August 9, 2006

Would consumers suffer if politicians eliminate the penny?

Transcript

BOB HIRSHON (host):
Is dropping the penny wise? I’m Bob Hirshon and this is Science Update.

Recent legislation has proposed retiring the penny, and rounding all cash purchases up or down to the nearest nickel. But with so many prices ending in 99 cents, would shoppers get shortchanged? To find out, Wake Forest University economist Robert Whaples studied over two hundred thousand transactions at a convenience store chain.

ROBERT WHAPLES (Wake Forest University):
I found, in fact, that rounding would slightly benefit consumers. They wouldn’t get ripped off at all.

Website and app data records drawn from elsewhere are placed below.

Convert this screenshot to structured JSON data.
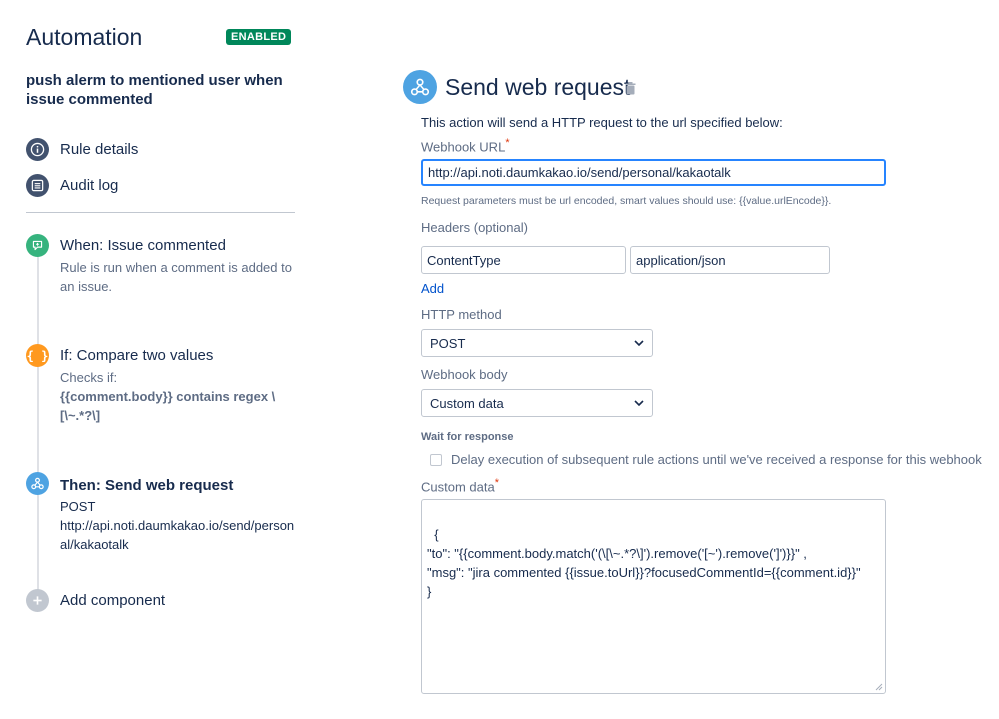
{
  "header": {
    "title": "Automation",
    "status_badge": "ENABLED"
  },
  "rule": {
    "name": "push alerm to mentioned user when issue commented"
  },
  "nav": {
    "rule_details": "Rule details",
    "audit_log": "Audit log"
  },
  "steps": {
    "trigger": {
      "title": "When: Issue commented",
      "description": "Rule is run when a comment is added to an issue."
    },
    "condition": {
      "title": "If: Compare two values",
      "description_prefix": "Checks if:",
      "description_expr": "{{comment.body}} contains regex \\[\\~.*?\\]"
    },
    "action": {
      "title": "Then: Send web request",
      "method": "POST",
      "url": "http://api.noti.daumkakao.io/send/personal/kakaotalk"
    },
    "add_component": "Add component"
  },
  "panel": {
    "title": "Send web request",
    "intro": "This action will send a HTTP request to the url specified below:",
    "webhook_url": {
      "label": "Webhook URL",
      "required_mark": "*",
      "value": "http://api.noti.daumkakao.io/send/personal/kakaotalk",
      "help": "Request parameters must be url encoded, smart values should use: {{value.urlEncode}}."
    },
    "headers": {
      "label": "Headers (optional)",
      "key": "ContentType",
      "value": "application/json",
      "add_label": "Add"
    },
    "http_method": {
      "label": "HTTP method",
      "selected": "POST"
    },
    "webhook_body": {
      "label": "Webhook body",
      "selected": "Custom data"
    },
    "wait_for_response": {
      "label": "Wait for response",
      "checkbox_label": "Delay execution of subsequent rule actions until we've received a response for this webhook",
      "checked": false
    },
    "custom_data": {
      "label": "Custom data",
      "required_mark": "*",
      "value": "{\n\"to\": \"{{comment.body.match('(\\[\\~.*?\\]').remove('[~').remove(']')}}\" ,\n\"msg\": \"jira commented {{issue.toUrl}}?focusedCommentId={{comment.id}}\"\n}"
    }
  },
  "colors": {
    "badge": "#00875a",
    "nav_icon": "#42526e",
    "trigger_icon": "#36b37e",
    "condition_icon": "#ff991f",
    "action_icon": "#4ea3e2",
    "add_icon": "#c1c7d0",
    "link": "#0052cc",
    "focus": "#2684ff",
    "required": "#de350b"
  },
  "icons": {
    "rule_details": "info-icon",
    "audit_log": "list-icon",
    "trigger": "comment-icon",
    "condition": "braces-icon",
    "action": "webhook-icon",
    "add": "plus-icon",
    "delete": "trash-icon",
    "select": "chevron-down-icon",
    "resize": "resize-grip-icon"
  }
}
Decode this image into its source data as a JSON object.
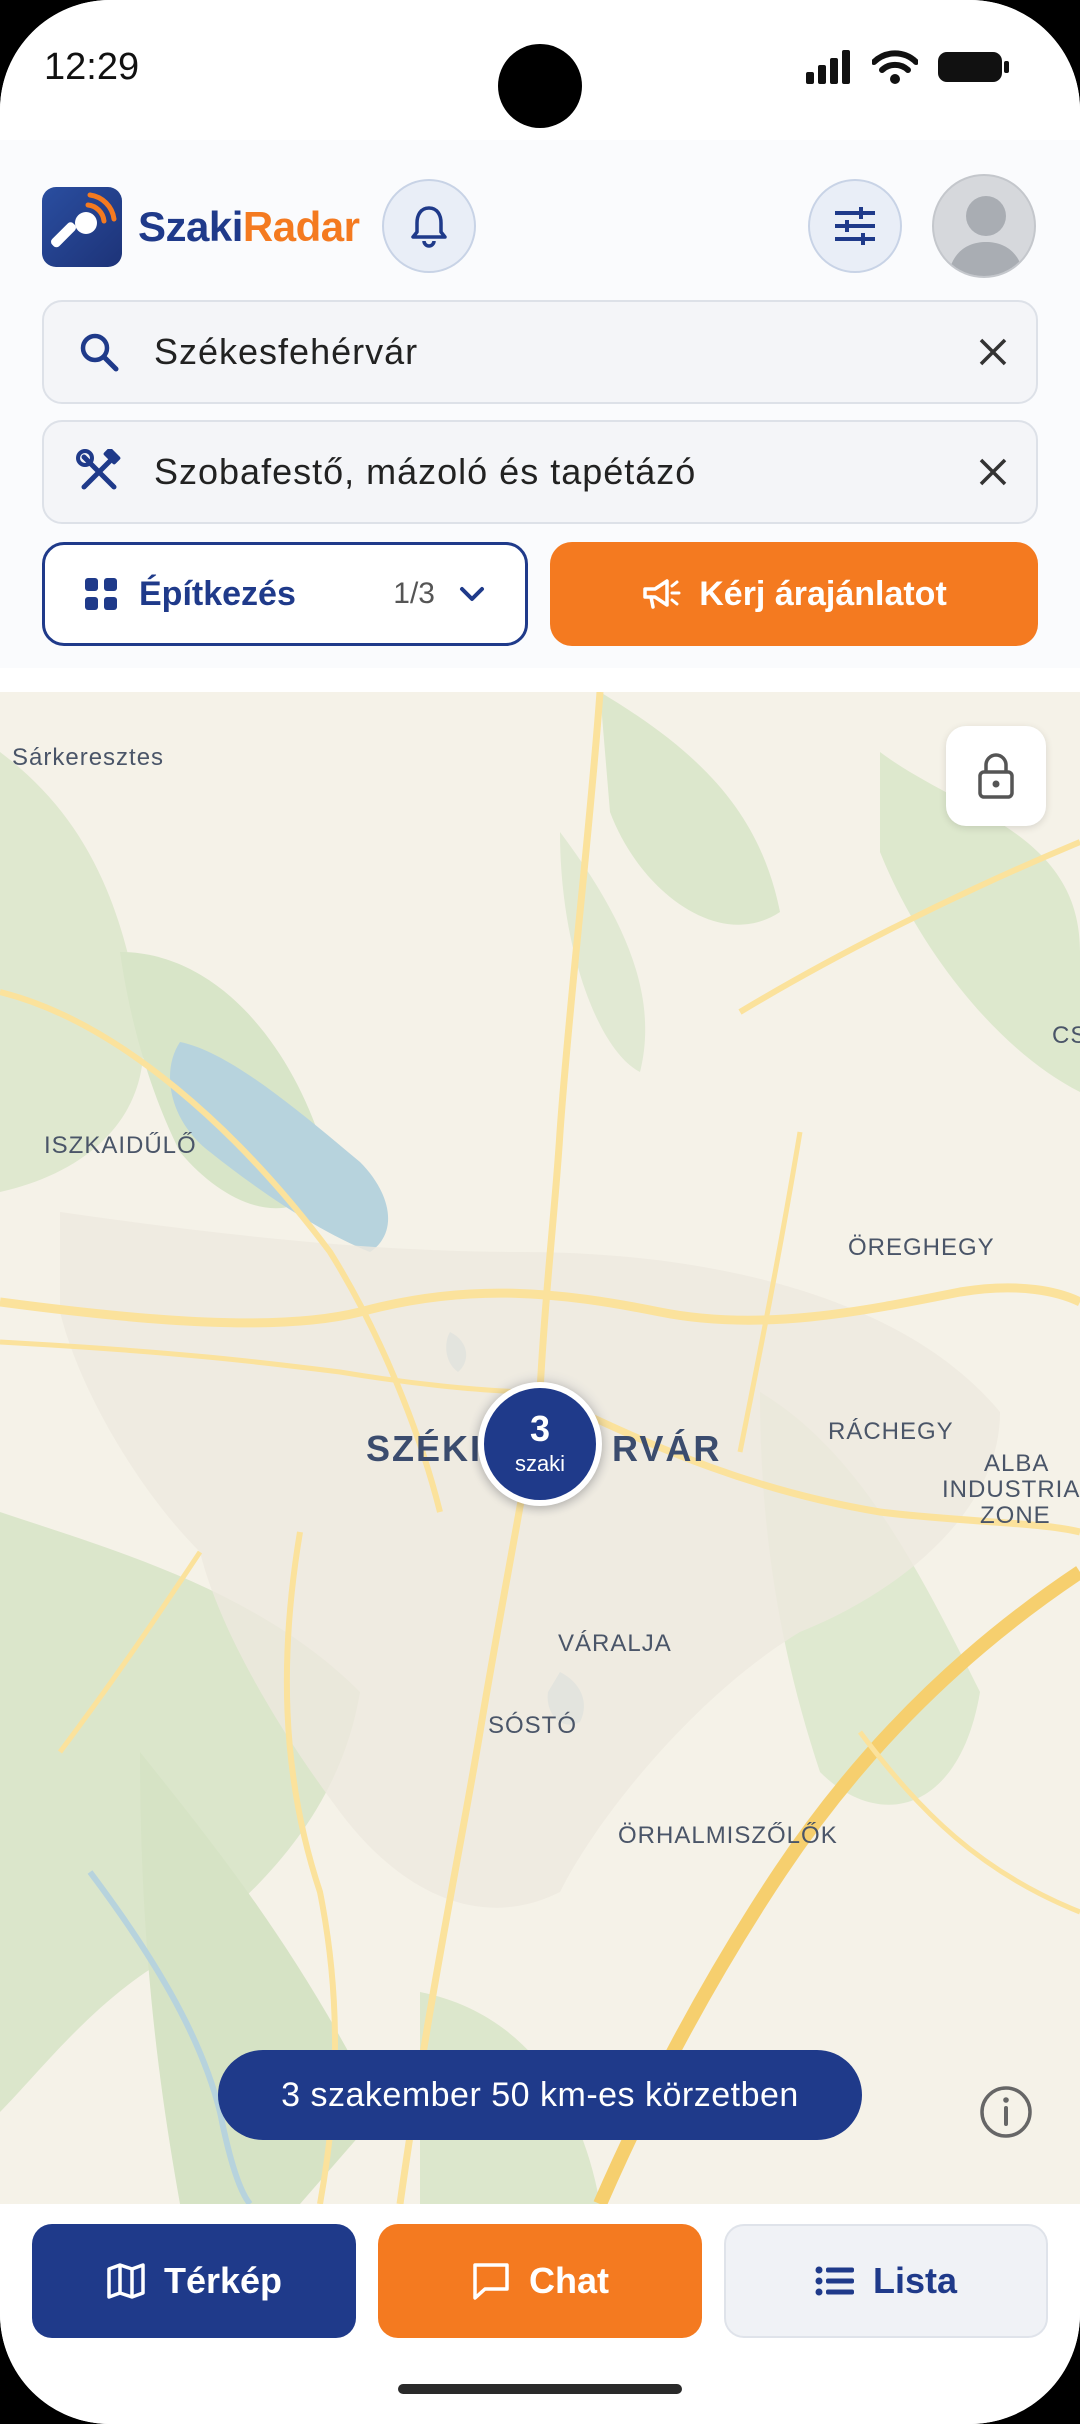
{
  "status_bar": {
    "time": "12:29"
  },
  "app": {
    "logo_part1": "Szaki",
    "logo_part2": "Radar"
  },
  "search": {
    "location_value": "Székesfehérvár",
    "trade_value": "Szobafestő, mázoló és tapétázó"
  },
  "category": {
    "label": "Építkezés",
    "counter": "1/3"
  },
  "quote_button": {
    "label": "Kérj árajánlatot"
  },
  "map": {
    "places": {
      "sarkeresztes": "Sárkeresztes",
      "iszkaidulo": "ISZKAIDŰLŐ",
      "oreghegy": "ÖREGHEGY",
      "rachegy": "RÁCHEGY",
      "alba1": "ALBA",
      "alba2": "INDUSTRIAL",
      "alba3": "ZONE",
      "varalja": "VÁRALJA",
      "sosto": "SÓSTÓ",
      "orhalmi": "ÖRHALMISZŐLŐK",
      "cs": "CS",
      "city_left": "SZÉKI",
      "city_right": "RVÁR"
    },
    "cluster": {
      "count": "3",
      "unit": "szaki"
    },
    "summary": "3 szakember 50 km-es körzetben"
  },
  "nav": {
    "map": "Térkép",
    "chat": "Chat",
    "list": "Lista"
  },
  "colors": {
    "primary": "#1f3a8a",
    "accent": "#f47a20"
  }
}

HIRSHON:
He explains that the proposed law would round only the final bill, not individual prices. And even when many of those prices end in 99, the total purchase including sales tax usually doesn’t. What’s more, he says the time saved by eliminating pennies could add up to 300 million dollars a year. I’m Bob Hirshon, for AAAS, the science society.